Glycogen is degraded by breaking α-1,4 and α-1,6-glycosidic bonds.
Action of glycogen phosphorylase:
α-1,4-glycosidic bonds are cleaved by glycogen phosphorylase to yield glucose 1-phosphate.
This process (phosphorolysis) continues until 4 glucose residues remain on either side of branching point
The glycogen so formed is known as limit dextrin which cannot be further degraded by phosphorylase.
Action of debranching enzyme :
The branches of glycogen are cleaved by debranching enzyme.
Glycosyl 4 : 4 transferase breaks α-1,4 bonds
Amylo α-1,6-glucosidase breaks the α- 1,6 bond
Formation of glucose 6-phosphate and glucose :
glucose 1-phosphate and free glucose are produced in a ratio of 8 : 1 by the action of glycogen phosphorylase and debranching enzyme,.
Glucose 1- phosphate is converted to glucose 6 -phosphate by the enzyme phosphoglucomutase.
glucose 6-phosphatase that cleaves G6P to glucose (in liver)
T his enzyme is absent in muscle and brain
The metabolic defects concerned with the glycogen synthesis and degradation are called as GSD.
Occurs due to defects in the enzymes which may be either generalized (affecting all tissues) or tissue-specific.
The inherited disorders are characterized by deposition of normal or abnormal type of glycogen in one or more tissues.
Von Gierke’s disease (type l):
The incidence of the disease is 1 per 200,000 persons
lt is transmitted by autosomal recessive trait.
This disorder results in various biochemical manifestations
(1)Fasting hypoglycemia :
Due to the defect in the enzyme glucose 6-phosphatase, enough free glucose is not released from the liver into blood.
(2)Lactic acidemia :
Glucose is not synthesized from lactate produced in muscle and liver. Lactate level in blood increases and the pH is lowered (acidosis).
There is a blockade in gluconeogenesis. So more fat is mobilized to meet energy requirements of the body.
This results in increased plasma free fatty acids and ketone bodies.
(4)Hyperuricemia (Elevated plasma levels of uric acid):
G6P that accumulates is diverted to HMP shunt leading to increased synthesis of ribose phosphates which increase the cellular levels of phosphoribosyl pyrophosphate and enhance the metabolism of purine nucleotides to uric acid.
Hyperuricemia are often associated with gouty arthritis (painful joints).
The synthesis of glucose from noncarbohydrate compounds is known as gluconeogenesis.
The major substrates/precursors for gluconeogenesis are lactate, pyruvate, glucogenic amino acids, propionate and glycerol.
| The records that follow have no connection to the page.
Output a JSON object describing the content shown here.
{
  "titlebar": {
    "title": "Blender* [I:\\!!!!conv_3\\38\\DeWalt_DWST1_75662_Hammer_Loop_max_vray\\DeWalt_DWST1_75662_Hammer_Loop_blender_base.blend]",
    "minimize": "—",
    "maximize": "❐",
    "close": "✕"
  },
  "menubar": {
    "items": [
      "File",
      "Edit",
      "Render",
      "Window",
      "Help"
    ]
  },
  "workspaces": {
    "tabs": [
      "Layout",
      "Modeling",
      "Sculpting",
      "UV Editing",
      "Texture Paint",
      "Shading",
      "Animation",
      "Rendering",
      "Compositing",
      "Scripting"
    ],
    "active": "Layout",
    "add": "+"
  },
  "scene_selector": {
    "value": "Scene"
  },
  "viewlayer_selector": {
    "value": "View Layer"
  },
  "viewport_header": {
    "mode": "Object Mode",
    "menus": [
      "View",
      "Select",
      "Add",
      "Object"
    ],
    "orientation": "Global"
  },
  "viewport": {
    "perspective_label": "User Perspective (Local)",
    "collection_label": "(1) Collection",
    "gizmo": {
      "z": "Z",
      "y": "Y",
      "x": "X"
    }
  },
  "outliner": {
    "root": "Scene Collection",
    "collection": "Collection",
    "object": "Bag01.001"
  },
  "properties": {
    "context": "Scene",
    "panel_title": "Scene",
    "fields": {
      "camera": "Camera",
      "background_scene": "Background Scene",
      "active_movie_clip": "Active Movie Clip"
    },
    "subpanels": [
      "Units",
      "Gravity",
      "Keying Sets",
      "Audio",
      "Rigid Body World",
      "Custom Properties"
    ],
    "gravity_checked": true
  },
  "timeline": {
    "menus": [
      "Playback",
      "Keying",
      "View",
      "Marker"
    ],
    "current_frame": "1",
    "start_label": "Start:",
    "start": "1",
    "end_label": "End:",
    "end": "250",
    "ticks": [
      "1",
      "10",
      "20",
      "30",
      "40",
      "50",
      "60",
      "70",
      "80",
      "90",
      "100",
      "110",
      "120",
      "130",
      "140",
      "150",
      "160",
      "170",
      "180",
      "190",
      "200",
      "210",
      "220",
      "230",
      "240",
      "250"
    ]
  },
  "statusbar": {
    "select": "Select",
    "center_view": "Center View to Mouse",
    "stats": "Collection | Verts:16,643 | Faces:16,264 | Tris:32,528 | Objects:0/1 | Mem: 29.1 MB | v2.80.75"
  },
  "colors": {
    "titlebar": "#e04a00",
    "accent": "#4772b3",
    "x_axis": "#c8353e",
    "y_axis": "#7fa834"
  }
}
Gluconeogenesis occurs mainly in the cytosol, although some precursors are produced in the mitochondria.
Gluconeogenesis mostly takes place in liver and kidney matrix.
The overall summary of gluconeogenesis for the conversion of pyruvate to glucose:
2 Pyruvate + 4ATP + 2GTP + 2NADH + 2H+ + 6H2O Glucose + 2NAD+ + 4ADP + 2GDP + 6Pi + 6H+
1. Brain and central nervous system, erythrocytes, testes and kidney medulla are dependent on glucose for continuous supply of energy. Human brain alone requires about 120 g of glucose per day, out of about 160 g needed by the entire body.
2. Glucose is the only source that supplies energy to the skeletal muscle, under anaerobic conditions.
3. In fasting even more than a day, gluconeogenesis must occur to meet the basal requirements of the body for glucose and to maintain the intermediate of citric acid cycle. This is essential for the survival of humans and other animals.
4. Certain metabolites produced in the tissues accumulate in the blood, e.g. lactate, glycerol, propionate etc. Gluconeogenesis clears them from the blood.
Conversion of pyruvate to phosphoenolpyruvate:
This takes place in two steps.
Pyruvate carboxylase converts pyruvate to oxalo acetate in presence of ATP and CO2.
Oxaloacetate is synthesized in the mitochondrial matrix and is converted to malate and then transported to the cytosol (Due to membrane impermeability , oxaloacetate cannot diffuse out of the mitochondria).
ln the cytosol, phosphoenolpyruvate carboxykinase converts oxaloacetate to phosphoenolpyruvate.
Conversion of fructose 1,6-bisphosphate to fructose 6-phosphate:
The enzyme fructose 1,6-bisphosphatase (requires Mg 2+ ions) converts fructose 1,6-bisphosphate to fructose 6-phosphate.
Conversion of glucose 6-phosphate to glucose :
Glucose 6-phosphatase catalyses the conversion of glucose 6-phosphate to glucose